While they often presented themselves as bodybuilders’ publications, their chuckle-prompting titles — Torso, Adonis, Honcho, Mandate — didn’t lie. Gay men’s magazines of decades past were bought by gay men who wanted to look at the erotic illustrations of well- built male bodies therein. Because any- one known to possess such material in the homophobic 1950s and 1960s could experience serious consequences, men hid the magazines under their mat- tresses. These illustrations have now inspired a traveling exhibition, Stroke: From Under the Mattress to the Museum Wall. Curated by notable erotic artist Robert W. Richards and orig- inating at the Leslie-Lohman Museum of Gay and Lesbian Art, the popular show contains 24 original illustrations that ap- peared in gay magazines from the 1950s to the 1990s. It also looks at how gay men, forced into the closet during those decades, used these pictures to explore their sexuality intimately. It additionally serves as a showcase for the artists in- volved. On view are works by two dozen top artists of the times, including Touko Laaksonen (Tom of Finland), Antonio Lopez (Antonio), and David Martin.More
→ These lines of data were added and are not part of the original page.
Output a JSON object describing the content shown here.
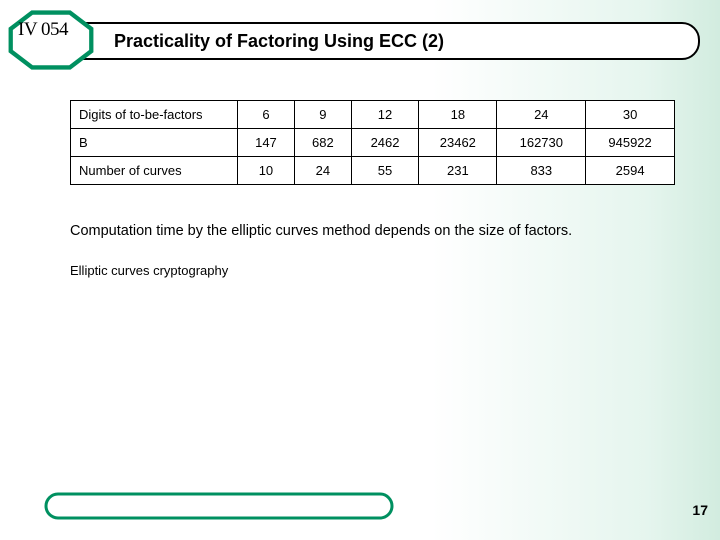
{
  "course_code": "IV 054",
  "title": "Practicality of Factoring Using ECC (2)",
  "table": {
    "rows": [
      {
        "label": "Digits of to-be-factors",
        "cells": [
          "6",
          "9",
          "12",
          "18",
          "24",
          "30"
        ]
      },
      {
        "label": "B",
        "cells": [
          "147",
          "682",
          "2462",
          "23462",
          "162730",
          "945922"
        ]
      },
      {
        "label": "Number of curves",
        "cells": [
          "10",
          "24",
          "55",
          "231",
          "833",
          "2594"
        ]
      }
    ]
  },
  "caption": "Computation time by the elliptic curves method depends on the size of factors.",
  "footer_title": "Elliptic curves cryptography",
  "page_number": "17",
  "chart_data": {
    "type": "table",
    "title": "Practicality of Factoring Using ECC (2)",
    "columns": [
      "Digits of to-be-factors",
      "6",
      "9",
      "12",
      "18",
      "24",
      "30"
    ],
    "rows": [
      [
        "B",
        147,
        682,
        2462,
        23462,
        162730,
        945922
      ],
      [
        "Number of curves",
        10,
        24,
        55,
        231,
        833,
        2594
      ]
    ]
  }
}
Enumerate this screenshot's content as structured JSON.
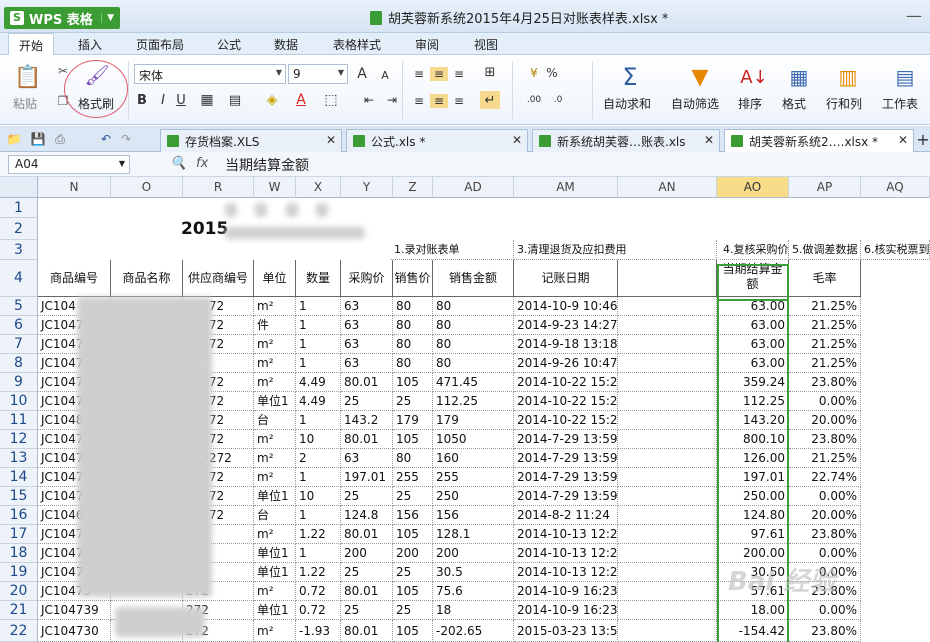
{
  "app": {
    "name": "WPS 表格",
    "logo": "S",
    "doc_title": "胡芙蓉新系统2015年4月25日对账表样表.xlsx *"
  },
  "ribbon_tabs": [
    "开始",
    "插入",
    "页面布局",
    "公式",
    "数据",
    "表格样式",
    "审阅",
    "视图"
  ],
  "ribbon": {
    "paste": "粘贴",
    "format_painter": "格式刷",
    "font": "宋体",
    "font_size": "9",
    "bold": "B",
    "italic": "I",
    "underline": "U",
    "currency": "%",
    "autosum": "自动求和",
    "autofilter": "自动筛选",
    "sort": "排序",
    "format": "格式",
    "rowcol": "行和列",
    "sheet": "工作表"
  },
  "doc_tabs": [
    "存货档案.XLS",
    "公式.xls *",
    "新系统胡芙蓉…账表.xls",
    "胡芙蓉新系统2….xlsx *"
  ],
  "formula_bar": {
    "cell_ref": "A04",
    "fx": "fx",
    "content": "当期结算金额"
  },
  "columns": [
    "N",
    "O",
    "R",
    "W",
    "X",
    "Y",
    "Z",
    "AD",
    "AM",
    "AN",
    "AO",
    "AP",
    "AQ"
  ],
  "rows": [
    "1",
    "2",
    "3",
    "4",
    "5",
    "6",
    "7",
    "8",
    "9",
    "10",
    "11",
    "12",
    "13",
    "14",
    "15",
    "16",
    "17",
    "18",
    "19",
    "20",
    "21",
    "22"
  ],
  "row2_title": "2015",
  "row3_notes": [
    "1.录对账表单",
    "3.清理退货及应扣费用",
    "4.复核采购价",
    "5.做调差数据",
    "6.核实税票到"
  ],
  "headers": [
    "商品编号",
    "商品名称",
    "供应商编号",
    "单位",
    "数量",
    "采购价",
    "销售价",
    "销售金额",
    "记账日期",
    "",
    "当期结算金额",
    "毛率"
  ],
  "data_rows": [
    [
      "JC104",
      "",
      "00272",
      "m²",
      "1",
      "63",
      "80",
      "80",
      "2014-10-9 10:46",
      "",
      "63.00",
      "21.25%"
    ],
    [
      "JC10476",
      "",
      "00272",
      "件",
      "1",
      "63",
      "80",
      "80",
      "2014-9-23 14:27",
      "",
      "63.00",
      "21.25%"
    ],
    [
      "JC104733",
      "",
      "00272",
      "m²",
      "1",
      "63",
      "80",
      "80",
      "2014-9-18 13:18",
      "",
      "63.00",
      "21.25%"
    ],
    [
      "JC104733",
      "",
      "2",
      "m²",
      "1",
      "63",
      "80",
      "80",
      "2014-9-26 10:47",
      "",
      "63.00",
      "21.25%"
    ],
    [
      "JC10473",
      "",
      "00272",
      "m²",
      "4.49",
      "80.01",
      "105",
      "471.45",
      "2014-10-22 15:24",
      "",
      "359.24",
      "23.80%"
    ],
    [
      "JC104739",
      "",
      "00272",
      "单位1",
      "4.49",
      "25",
      "25",
      "112.25",
      "2014-10-22 15:24",
      "",
      "112.25",
      "0.00%"
    ],
    [
      "JC104826",
      "",
      "00272",
      "台",
      "1",
      "143.2",
      "179",
      "179",
      "2014-10-22 15:24",
      "",
      "143.20",
      "20.00%"
    ],
    [
      "JC104730",
      "",
      "00272",
      "m²",
      "10",
      "80.01",
      "105",
      "1050",
      "2014-7-29 13:59",
      "",
      "800.10",
      "23.80%"
    ],
    [
      "JC10473",
      "",
      "100272",
      "m²",
      "2",
      "63",
      "80",
      "160",
      "2014-7-29 13:59",
      "",
      "126.00",
      "21.25%"
    ],
    [
      "JC10473",
      "",
      "00272",
      "m²",
      "1",
      "197.01",
      "255",
      "255",
      "2014-7-29 13:59",
      "",
      "197.01",
      "22.74%"
    ],
    [
      "JC104739",
      "",
      "00272",
      "单位1",
      "10",
      "25",
      "25",
      "250",
      "2014-7-29 13:59",
      "",
      "250.00",
      "0.00%"
    ],
    [
      "JC104655",
      "",
      "00272",
      "台",
      "1",
      "124.8",
      "156",
      "156",
      "2014-8-2 11:24",
      "",
      "124.80",
      "20.00%"
    ],
    [
      "JC104730",
      "",
      "272",
      "m²",
      "1.22",
      "80.01",
      "105",
      "128.1",
      "2014-10-13 12:26",
      "",
      "97.61",
      "23.80%"
    ],
    [
      "JC104738",
      "",
      "272",
      "单位1",
      "1",
      "200",
      "200",
      "200",
      "2014-10-13 12:26",
      "",
      "200.00",
      "0.00%"
    ],
    [
      "JC10473",
      "",
      "272",
      "单位1",
      "1.22",
      "25",
      "25",
      "30.5",
      "2014-10-13 12:26",
      "",
      "30.50",
      "0.00%"
    ],
    [
      "JC10473",
      "",
      "272",
      "m²",
      "0.72",
      "80.01",
      "105",
      "75.6",
      "2014-10-9 16:23",
      "",
      "57.61",
      "23.80%"
    ],
    [
      "JC104739",
      "",
      "272",
      "单位1",
      "0.72",
      "25",
      "25",
      "18",
      "2014-10-9 16:23",
      "",
      "18.00",
      "0.00%"
    ],
    [
      "JC104730",
      "",
      "272",
      "m²",
      "-1.93",
      "80.01",
      "105",
      "-202.65",
      "2015-03-23 13:54",
      "",
      "-154.42",
      "23.80%"
    ]
  ],
  "watermark": "Bai 经验",
  "colors": {
    "green": "#3d9d3a",
    "selected_col": "#f7dc8a",
    "row_header_text": "#1d4a8a"
  }
}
Producer, writer, and activist who produced shows like All in the Family, Sanford and Son, and Maude, is awarded the 2016 Freedom of Expression Award after a screening of the new documentary Norman Lear: Just Another Version of You.More
At the main festival ground on Saturday July 23rd and Sunday July 24th at Fort Mason Center, we welcome many celebrities from Japan, including WORLD ORDER, Silent Siren, Wednesday Campanella, GARNiDELiA, Mitz Mangrove, and many more, and we will also host a variety of events, including J-POP LIVE concerts, Meet & Greet sessions, Q&A with special guests, Interactive Summit, Travel Pavilion, Ramen & Sake Summit, dance, karaoke,cosplay and'J-POP Queen' drag contests.More
Since KUSF was yanked from the airwaves early last year, die-hard fans of the college radio station have been forced to tune in online. Meanwhile, they’ve begun a legal battle against the sale of the frequency in the hopes that the station will be reinstated. However, the switch to Internet streaming is the only concession the station is making to the digital era — its semi-annual Rock ’N’ Swap is approaching its 30th anniversary, and, as always, the gigantic sale of all things music-related focuses heavily on vinyl. The Rock ’N’ Swap is one of the largest events of its kind in California, meaning that it’s flooded with every record on your wish list, along with plenty of posters, CDs, books, and other memorabilia. But the size of the swap means you’re competing with some serious music buffs. Early birds will be rewarded with bagels, coffee, and first crack at rare titles, so make sure you don’t hit snooze too many times. Proceeds go to KUSF and will hopefully help the station get back on the air — just like in the good ol’ days.
Sun., Nov. 11, 6:30 a.m., 2012